Debt is bad and you want to get rid of it right away. Nothing destroys lives, marriages and creates more stress than being in debt. The way out is not hard in theory but requires a life change. This is usually were people pass or fail; many times they are unwilling to make a lifestyle change to save their financial future. When you want to buy that Lexus, remember: the ancient Greeks and Romans walked around in sandals and wore robes and they were just fine. Cars are luxury items, so be a smart purchaser. Remember that expensive doesn’t always mean better quality. Many vehicles carrying moderate price tags are better performing than overpriced luxury cars so do your homework. And always remember that a vehicle depreciates the moment you get behind the wheel. Billionaire investor Warren Buffet still lives in a modest house in Nebraska; the same house he’s lived in for over 50 years!. This is the mindset I’m talking about, this is key. If you can’t change your lifestyle, you will never get out of debt.

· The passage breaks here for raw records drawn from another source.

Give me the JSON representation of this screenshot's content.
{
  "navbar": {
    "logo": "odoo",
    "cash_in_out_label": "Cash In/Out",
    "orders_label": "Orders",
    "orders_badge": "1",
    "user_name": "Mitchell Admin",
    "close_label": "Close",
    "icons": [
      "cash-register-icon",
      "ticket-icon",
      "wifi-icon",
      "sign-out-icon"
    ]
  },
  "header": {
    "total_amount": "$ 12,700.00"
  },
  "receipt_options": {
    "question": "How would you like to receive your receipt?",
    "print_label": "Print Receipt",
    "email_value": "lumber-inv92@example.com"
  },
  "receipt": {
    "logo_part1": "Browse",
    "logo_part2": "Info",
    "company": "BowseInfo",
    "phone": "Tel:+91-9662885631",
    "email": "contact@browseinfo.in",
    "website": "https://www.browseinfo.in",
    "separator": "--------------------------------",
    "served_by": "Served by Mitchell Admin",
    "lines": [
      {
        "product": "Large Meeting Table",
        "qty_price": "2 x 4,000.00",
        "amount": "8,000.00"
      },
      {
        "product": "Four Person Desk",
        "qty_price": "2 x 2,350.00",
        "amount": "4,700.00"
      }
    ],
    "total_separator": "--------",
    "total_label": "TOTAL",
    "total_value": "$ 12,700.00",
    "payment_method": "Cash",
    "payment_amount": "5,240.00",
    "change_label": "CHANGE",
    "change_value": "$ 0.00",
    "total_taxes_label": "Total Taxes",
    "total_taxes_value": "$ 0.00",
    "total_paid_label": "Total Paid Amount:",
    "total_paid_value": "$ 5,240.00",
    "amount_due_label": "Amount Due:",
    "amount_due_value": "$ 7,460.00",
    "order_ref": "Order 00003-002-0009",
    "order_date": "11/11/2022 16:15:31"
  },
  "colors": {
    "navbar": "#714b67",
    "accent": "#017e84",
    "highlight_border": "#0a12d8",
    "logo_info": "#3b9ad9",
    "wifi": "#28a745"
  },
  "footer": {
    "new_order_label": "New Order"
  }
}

The rest is easy. First, downsize. Get rid of the extra gadgets, unnecessary expenses and re-budget so that you have positive cash flow every month. Next, you want to take your extra monthly income and pay down your debt in the following manner. First pay off the account that is accruing the most in interest charges every month. This doesn’t necessarily equate to the account with the highest interest rate. In most cases, this will be the account with the highest total balance but do the math anyway to compare finance charges on all of your accounts. Continue to pay the rest of your accounts in the same manner. If you have multiple accounts with similar interest rates, try your best to pay them equally. It never does any good to pay a significant amount on one card but only the minimums on another high balance, high interest card. Minimum payments are the credit card companies’ way to keep you in debt forever as many times the minimum payment barely covers or is less than the monthly interest you are being assessed.
Here’s an example for clarity: Let’s say you have $1,000 per month allocated for the pay down of credit card debt. This is what I would do in this scenario:

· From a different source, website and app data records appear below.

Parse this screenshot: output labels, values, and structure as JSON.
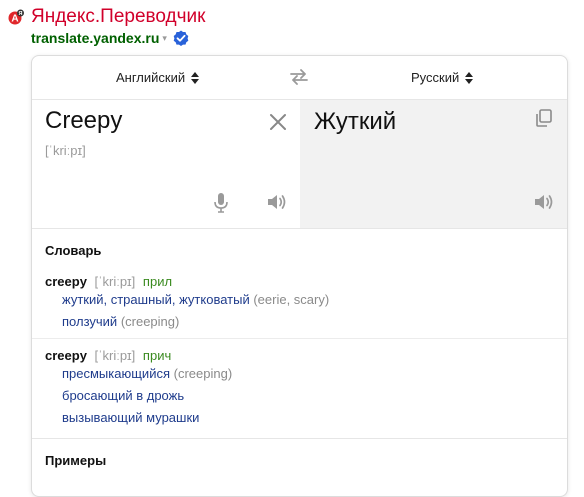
{
  "result": {
    "title": "Яндекс.Переводчик",
    "url": "translate.yandex.ru",
    "url_caret": "▾",
    "colors": {
      "title": "#d1002a",
      "url": "#006000",
      "verified": "#1a73e8"
    }
  },
  "translator": {
    "source_language": "Английский",
    "target_language": "Русский",
    "source_text": "Creepy",
    "source_transcription": "[ˈkriːpɪ]",
    "translation": "Жуткий",
    "icons": {
      "sort": "sort-arrows-icon",
      "swap": "swap-arrows-icon",
      "clear": "close-icon",
      "mic": "microphone-icon",
      "speaker": "speaker-icon",
      "copy": "copy-icon"
    }
  },
  "dictionary": {
    "title": "Словарь",
    "entries": [
      {
        "word": "creepy",
        "transcription": "[ˈkriːpɪ]",
        "pos": "прил",
        "senses": [
          {
            "text": "жуткий, страшный, жутковатый",
            "synonyms": "(eerie, scary)"
          },
          {
            "text": "ползучий",
            "synonyms": "(creeping)"
          }
        ]
      },
      {
        "word": "creepy",
        "transcription": "[ˈkriːpɪ]",
        "pos": "прич",
        "senses": [
          {
            "text": "пресмыкающийся",
            "synonyms": "(creeping)"
          },
          {
            "text": "бросающий в дрожь",
            "synonyms": ""
          },
          {
            "text": "вызывающий мурашки",
            "synonyms": ""
          }
        ]
      }
    ]
  },
  "examples": {
    "title": "Примеры"
  }
}
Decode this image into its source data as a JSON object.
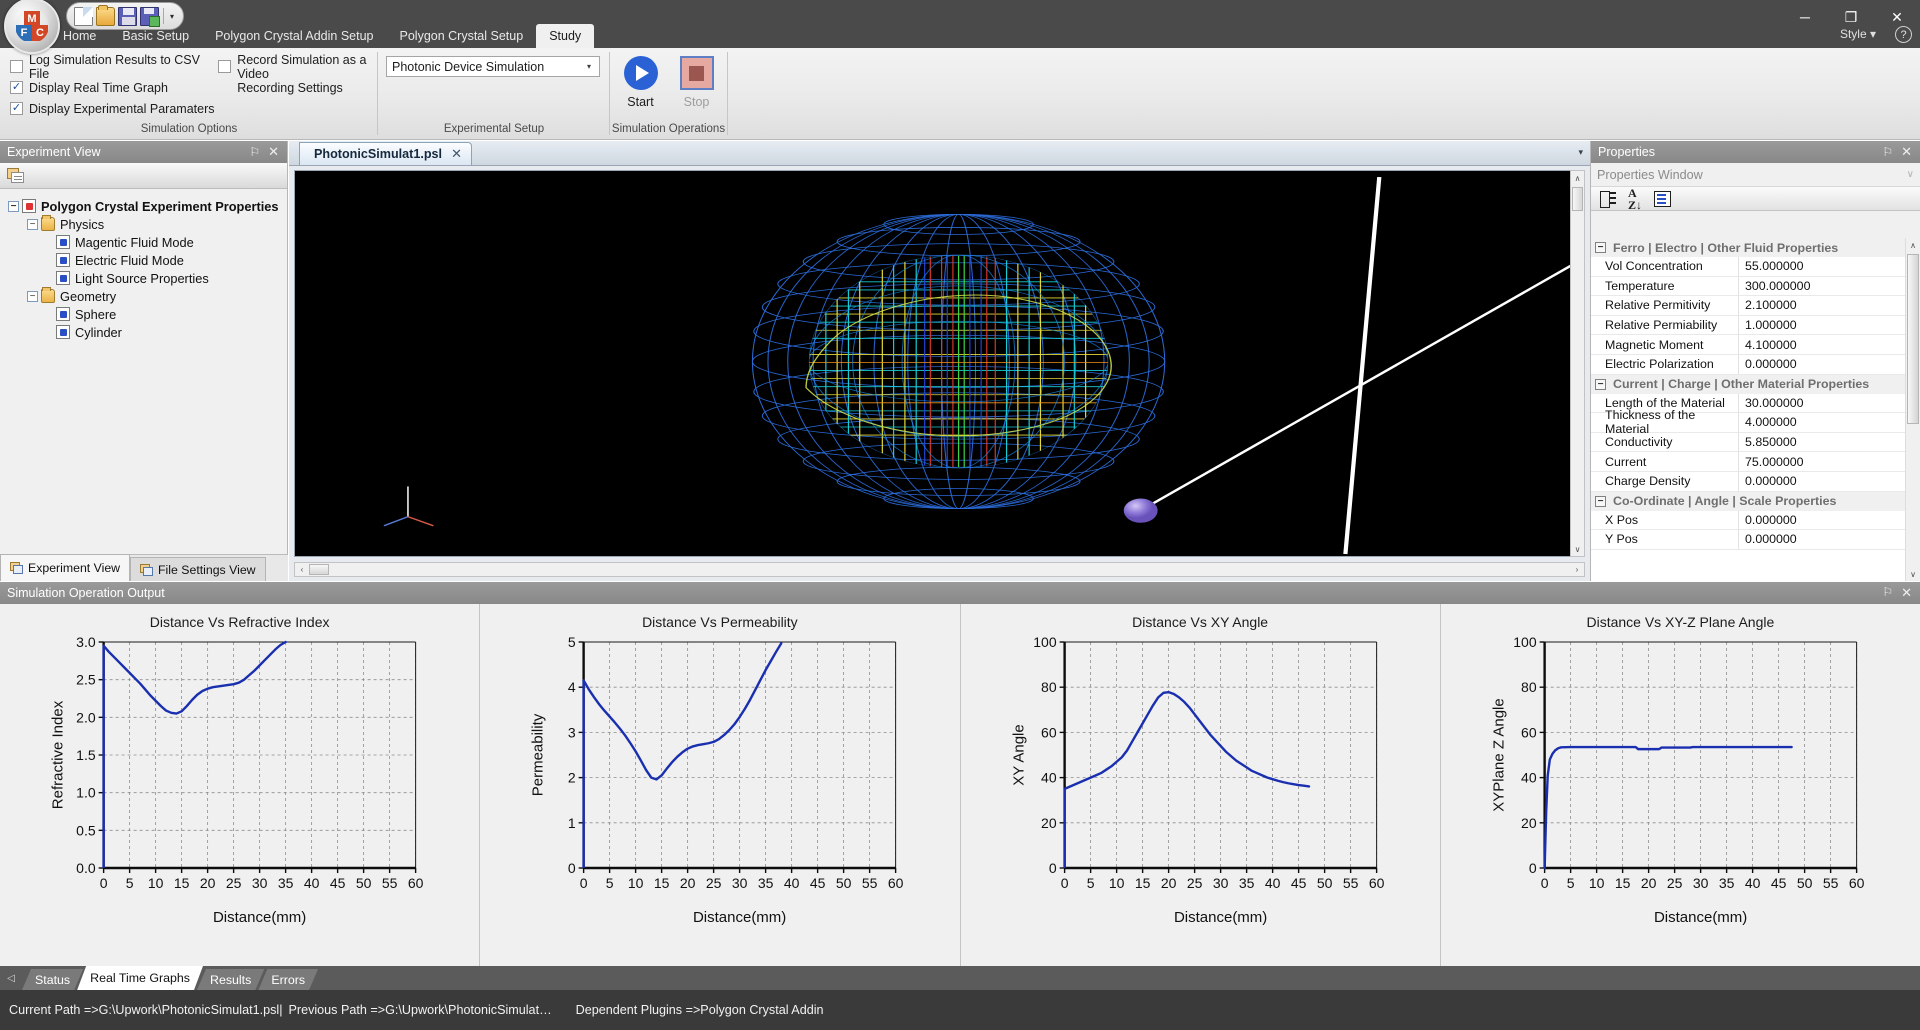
{
  "titlebar": {
    "quick_access": [
      "new-document",
      "open-folder",
      "save",
      "save-as"
    ],
    "overflow_label": "▾",
    "minimize": "─",
    "maximize": "❐",
    "close": "✕"
  },
  "ribbon": {
    "tabs": [
      {
        "label": "Home",
        "active": false
      },
      {
        "label": "Basic Setup",
        "active": false
      },
      {
        "label": "Polygon Crystal Addin Setup",
        "active": false
      },
      {
        "label": "Polygon Crystal Setup",
        "active": false
      },
      {
        "label": "Study",
        "active": true
      }
    ],
    "style_label": "Style",
    "style_arrow": "▾",
    "help_label": "?",
    "groups": [
      {
        "title": "Simulation Options",
        "checkboxes": [
          {
            "label": "Log Simulation Results to CSV File",
            "checked": false
          },
          {
            "label": "Record Simulation as a Video",
            "checked": false
          },
          {
            "label": "Display Real Time Graph",
            "checked": true
          },
          {
            "label": "Display Experimental Paramaters",
            "checked": true
          }
        ],
        "link_label": "Recording Settings"
      },
      {
        "title": "Experimental Setup",
        "combo_value": "Photonic Device Simulation",
        "combo_arrow": "▾"
      },
      {
        "title": "Simulation Operations",
        "buttons": [
          {
            "label": "Start",
            "icon": "play-icon",
            "enabled": true
          },
          {
            "label": "Stop",
            "icon": "stop-icon",
            "enabled": false
          }
        ]
      }
    ]
  },
  "experiment_view": {
    "title": "Experiment View",
    "pin_icon": "⚐",
    "close_icon": "✕",
    "toolbar_icon": "properties-icon",
    "tree": [
      {
        "label": "Polygon Crystal Experiment Properties",
        "level": 0,
        "icon": "experiment-icon",
        "expanded": true,
        "bold": true
      },
      {
        "label": "Physics",
        "level": 1,
        "icon": "folder-icon",
        "expanded": true,
        "bold": false
      },
      {
        "label": "Magentic Fluid Mode",
        "level": 2,
        "icon": "node-icon",
        "expanded": null,
        "bold": false
      },
      {
        "label": "Electric Fluid Mode",
        "level": 2,
        "icon": "node-icon",
        "expanded": null,
        "bold": false
      },
      {
        "label": "Light Source Properties",
        "level": 2,
        "icon": "node-icon",
        "expanded": null,
        "bold": false
      },
      {
        "label": "Geometry",
        "level": 1,
        "icon": "folder-icon",
        "expanded": true,
        "bold": false
      },
      {
        "label": "Sphere",
        "level": 2,
        "icon": "node-icon",
        "expanded": null,
        "bold": false
      },
      {
        "label": "Cylinder",
        "level": 2,
        "icon": "node-icon",
        "expanded": null,
        "bold": false
      }
    ],
    "bottom_tabs": [
      {
        "label": "Experiment View",
        "active": true
      },
      {
        "label": "File Settings View",
        "active": false
      }
    ]
  },
  "document": {
    "tab_label": "PhotonicSimulat1.psl",
    "tab_close": "✕",
    "dropdown_arrow": "▾",
    "scroll_up": "∧",
    "scroll_down": "∨",
    "scroll_left": "‹",
    "scroll_right": "›"
  },
  "properties": {
    "title": "Properties",
    "pin_icon": "⚐",
    "close_icon": "✕",
    "subtitle": "Properties Window",
    "collapse_arrow": "∨",
    "toolbar_icons": [
      "categorized-icon",
      "alphabetical-icon",
      "property-pages-icon"
    ],
    "scroll_up": "∧",
    "scroll_down": "∨",
    "groups": [
      {
        "name": "Ferro | Electro | Other Fluid Properties",
        "expanded": true,
        "rows": [
          {
            "key": "Vol Concentration",
            "value": "55.000000"
          },
          {
            "key": "Temperature",
            "value": "300.000000"
          },
          {
            "key": "Relative Permitivity",
            "value": "2.100000"
          },
          {
            "key": "Relative Permiability",
            "value": "1.000000"
          },
          {
            "key": "Magnetic Moment",
            "value": "4.100000"
          },
          {
            "key": "Electric Polarization",
            "value": "0.000000"
          }
        ]
      },
      {
        "name": "Current | Charge | Other Material Properties",
        "expanded": true,
        "rows": [
          {
            "key": "Length of the Material",
            "value": "30.000000"
          },
          {
            "key": "Thickness of the Material",
            "value": "4.000000"
          },
          {
            "key": "Conductivity",
            "value": "5.850000"
          },
          {
            "key": "Current",
            "value": "75.000000"
          },
          {
            "key": "Charge Density",
            "value": "0.000000"
          }
        ]
      },
      {
        "name": "Co-Ordinate | Angle | Scale Properties",
        "expanded": true,
        "rows": [
          {
            "key": "X Pos",
            "value": "0.000000"
          },
          {
            "key": "Y Pos",
            "value": "0.000000"
          }
        ]
      }
    ]
  },
  "output": {
    "title": "Simulation Operation Output",
    "pin_icon": "⚐",
    "close_icon": "✕",
    "nav_left": "◁",
    "tabs": [
      {
        "label": "Status",
        "active": false
      },
      {
        "label": "Real Time Graphs",
        "active": true
      },
      {
        "label": "Results",
        "active": false
      },
      {
        "label": "Errors",
        "active": false
      }
    ]
  },
  "statusbar": {
    "current_path": "Current Path =>G:\\Upwork\\PhotonicSimulat1.psl|",
    "previous_path": "Previous Path =>G:\\Upwork\\PhotonicSimulat…",
    "dependent_plugins": "Dependent Plugins =>Polygon Crystal Addin"
  },
  "colors": {
    "accent": "#2a62d6",
    "series": "#1a2fb0",
    "titlebar": "#4a4a4a",
    "panel_header": "#8f8f8f",
    "statusbar": "#3a3a3a"
  },
  "chart_data": [
    {
      "type": "line",
      "title": "Distance Vs Refractive Index",
      "xlabel": "Distance(mm)",
      "ylabel": "Refractive Index",
      "xlim": [
        0,
        60
      ],
      "ylim": [
        0.0,
        3.0
      ],
      "xticks": [
        0,
        5,
        10,
        15,
        20,
        25,
        30,
        35,
        40,
        45,
        50,
        55,
        60
      ],
      "yticks": [
        "0.0",
        "0.5",
        "1.0",
        "1.5",
        "2.0",
        "2.5",
        "3.0"
      ],
      "grid": true,
      "legend": "none",
      "x": [
        0,
        1,
        2,
        3,
        4,
        5,
        6,
        7,
        8,
        9,
        10,
        11,
        12,
        13,
        14,
        15,
        16,
        17,
        18,
        19,
        20,
        21,
        22,
        23,
        24,
        25,
        26,
        27,
        28,
        29,
        30,
        31,
        32,
        33,
        34,
        35
      ],
      "y": [
        2.95,
        2.87,
        2.8,
        2.73,
        2.66,
        2.59,
        2.52,
        2.45,
        2.37,
        2.29,
        2.22,
        2.15,
        2.09,
        2.06,
        2.05,
        2.08,
        2.15,
        2.23,
        2.3,
        2.35,
        2.38,
        2.4,
        2.41,
        2.42,
        2.43,
        2.44,
        2.46,
        2.5,
        2.56,
        2.62,
        2.69,
        2.76,
        2.83,
        2.9,
        2.96,
        3.0
      ]
    },
    {
      "type": "line",
      "title": "Distance Vs Permeability",
      "xlabel": "Distance(mm)",
      "ylabel": "Permeability",
      "xlim": [
        0,
        60
      ],
      "ylim": [
        0,
        5
      ],
      "xticks": [
        0,
        5,
        10,
        15,
        20,
        25,
        30,
        35,
        40,
        45,
        50,
        55,
        60
      ],
      "yticks": [
        "0",
        "1",
        "2",
        "3",
        "4",
        "5"
      ],
      "grid": true,
      "legend": "none",
      "x": [
        0,
        1,
        2,
        3,
        4,
        5,
        6,
        7,
        8,
        9,
        10,
        11,
        12,
        13,
        14,
        15,
        16,
        17,
        18,
        19,
        20,
        21,
        22,
        23,
        24,
        25,
        26,
        27,
        28,
        29,
        30,
        31,
        32,
        33,
        34,
        35,
        36,
        37,
        38
      ],
      "y": [
        4.15,
        3.95,
        3.78,
        3.62,
        3.48,
        3.35,
        3.22,
        3.08,
        2.93,
        2.76,
        2.58,
        2.38,
        2.17,
        2.0,
        1.96,
        2.05,
        2.2,
        2.34,
        2.46,
        2.56,
        2.64,
        2.69,
        2.72,
        2.74,
        2.76,
        2.79,
        2.85,
        2.94,
        3.05,
        3.18,
        3.34,
        3.52,
        3.72,
        3.94,
        4.16,
        4.38,
        4.58,
        4.78,
        4.97
      ]
    },
    {
      "type": "line",
      "title": "Distance Vs XY Angle",
      "xlabel": "Distance(mm)",
      "ylabel": "XY Angle",
      "xlim": [
        0,
        60
      ],
      "ylim": [
        0,
        100
      ],
      "xticks": [
        0,
        5,
        10,
        15,
        20,
        25,
        30,
        35,
        40,
        45,
        50,
        55,
        60
      ],
      "yticks": [
        "0",
        "20",
        "40",
        "60",
        "80",
        "100"
      ],
      "grid": true,
      "legend": "none",
      "x": [
        0,
        1,
        2,
        3,
        4,
        5,
        6,
        7,
        8,
        9,
        10,
        11,
        12,
        13,
        14,
        15,
        16,
        17,
        18,
        19,
        20,
        21,
        22,
        23,
        24,
        25,
        26,
        27,
        28,
        29,
        30,
        31,
        32,
        33,
        34,
        35,
        36,
        37,
        38,
        39,
        40,
        41,
        42,
        43,
        44,
        45,
        46,
        47
      ],
      "y": [
        35,
        36,
        37,
        38,
        39,
        40,
        41,
        42,
        43.5,
        45,
        47,
        49,
        52,
        56,
        60,
        64,
        68,
        72,
        75.5,
        77.5,
        77.8,
        77,
        75.5,
        73.5,
        71,
        68,
        65,
        62,
        59,
        56.5,
        54,
        51.5,
        49.5,
        47.5,
        46,
        44.5,
        43,
        42,
        41,
        40,
        39.3,
        38.6,
        38,
        37.5,
        37.1,
        36.7,
        36.4,
        36.1
      ]
    },
    {
      "type": "line",
      "title": "Distance Vs XY-Z Plane Angle",
      "xlabel": "Distance(mm)",
      "ylabel": "XYPlane Z Angle",
      "xlim": [
        0,
        60
      ],
      "ylim": [
        0,
        100
      ],
      "xticks": [
        0,
        5,
        10,
        15,
        20,
        25,
        30,
        35,
        40,
        45,
        50,
        55,
        60
      ],
      "yticks": [
        "0",
        "20",
        "40",
        "60",
        "80",
        "100"
      ],
      "grid": true,
      "legend": "none",
      "x": [
        0,
        0.3,
        0.6,
        1.0,
        1.5,
        2.0,
        2.6,
        3.2,
        5,
        8,
        12,
        15,
        17.5,
        18,
        22,
        22.5,
        28,
        28.5,
        34,
        40,
        45,
        47.5
      ],
      "y": [
        0,
        25,
        41,
        48,
        50.5,
        52,
        53,
        53.4,
        53.5,
        53.5,
        53.5,
        53.5,
        53.5,
        52.6,
        52.6,
        53.3,
        53.3,
        53.5,
        53.5,
        53.5,
        53.5,
        53.5
      ]
    }
  ]
}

In this scenario I would pay down #1 first by allocating 100% of my monthly $1,000 until it was completely paid off. Then I would use the same process for #4. This is because even though the interest rate is lower for both, the total balance for each is greater and you’re paying more in total interest than on the lower balances with higher rates. That’s why I don’t agree with paying down the debt with the highest interest rate first as some experts suggest. I always pay off the debt that is costing me the most in total interest payments.

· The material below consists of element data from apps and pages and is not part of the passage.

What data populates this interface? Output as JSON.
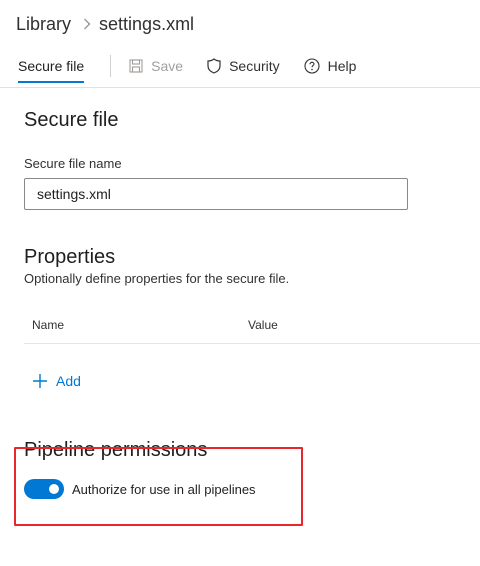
{
  "breadcrumb": {
    "root": "Library",
    "current": "settings.xml"
  },
  "toolbar": {
    "tab_label": "Secure file",
    "save_label": "Save",
    "security_label": "Security",
    "help_label": "Help"
  },
  "secure_file": {
    "title": "Secure file",
    "name_label": "Secure file name",
    "name_value": "settings.xml"
  },
  "properties": {
    "title": "Properties",
    "description": "Optionally define properties for the secure file.",
    "columns": [
      "Name",
      "Value"
    ],
    "add_label": "Add"
  },
  "pipeline_permissions": {
    "title": "Pipeline permissions",
    "toggle_label": "Authorize for use in all pipelines",
    "toggle_on": true
  },
  "colors": {
    "accent": "#0078d4",
    "highlight": "#e8262c"
  },
  "icons": [
    "chevron-right-icon",
    "save-icon",
    "shield-icon",
    "help-icon",
    "plus-icon"
  ]
}
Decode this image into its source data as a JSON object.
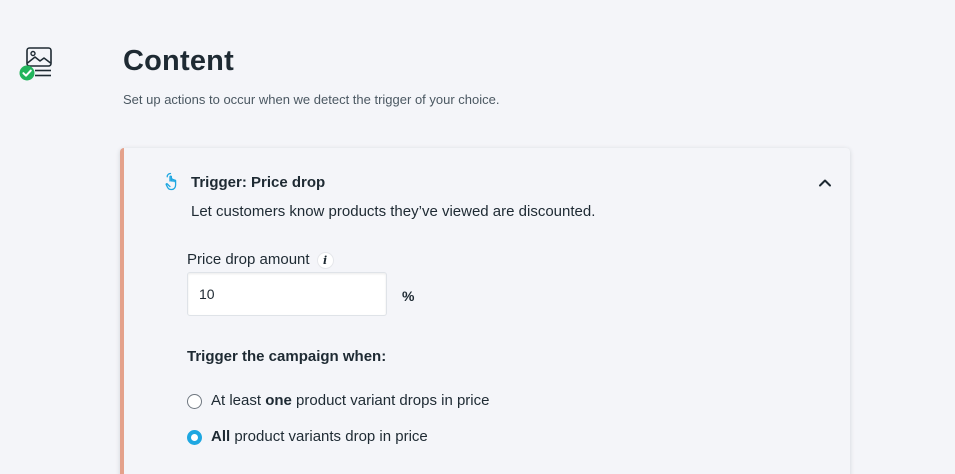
{
  "header": {
    "step_icon": "image-content-icon",
    "step_status_icon": "check-circle-icon",
    "title": "Content",
    "subtitle": "Set up actions to occur when we detect the trigger of your choice."
  },
  "trigger_card": {
    "icon": "hand-pointer-icon",
    "title": "Trigger: Price drop",
    "description": "Let customers know products they’ve viewed are discounted.",
    "collapse_icon": "chevron-up-icon",
    "accent_color": "#e4a18b",
    "price_drop": {
      "label": "Price drop amount",
      "info_icon": "info-icon",
      "value": "10",
      "unit": "%"
    },
    "campaign_condition": {
      "heading": "Trigger the campaign when:",
      "options": [
        {
          "prefix": "At least ",
          "emphasis": "one",
          "suffix": " product variant drops in price",
          "selected": false
        },
        {
          "prefix": "",
          "emphasis": "All",
          "suffix": " product variants drop in price",
          "selected": true
        }
      ]
    }
  },
  "colors": {
    "background": "#f4f5f9",
    "text": "#1e2a33",
    "success": "#22b45c",
    "radio_selected": "#1ea7e1",
    "trigger_icon": "#1ea7e1"
  }
}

About The Author
Jamie has an MBA from Rutgers University and a Professional Certificate in Real Estate Finance, Investment and Development from NYU. He's traded stocks since he was 13 and bought his first property within a year of graduating college. He also flipped properties and got out before the 2008 mortgage meltdown because he was able to see the market turning before it happened. He's started two companies and also has experience in investing in antiques, collectibles, gold, silver and trading futures. He currently operates a website dedicated to helping people acheive financial freedom. How do you become rich? Visitwww.jamiesmoneyadvice.com.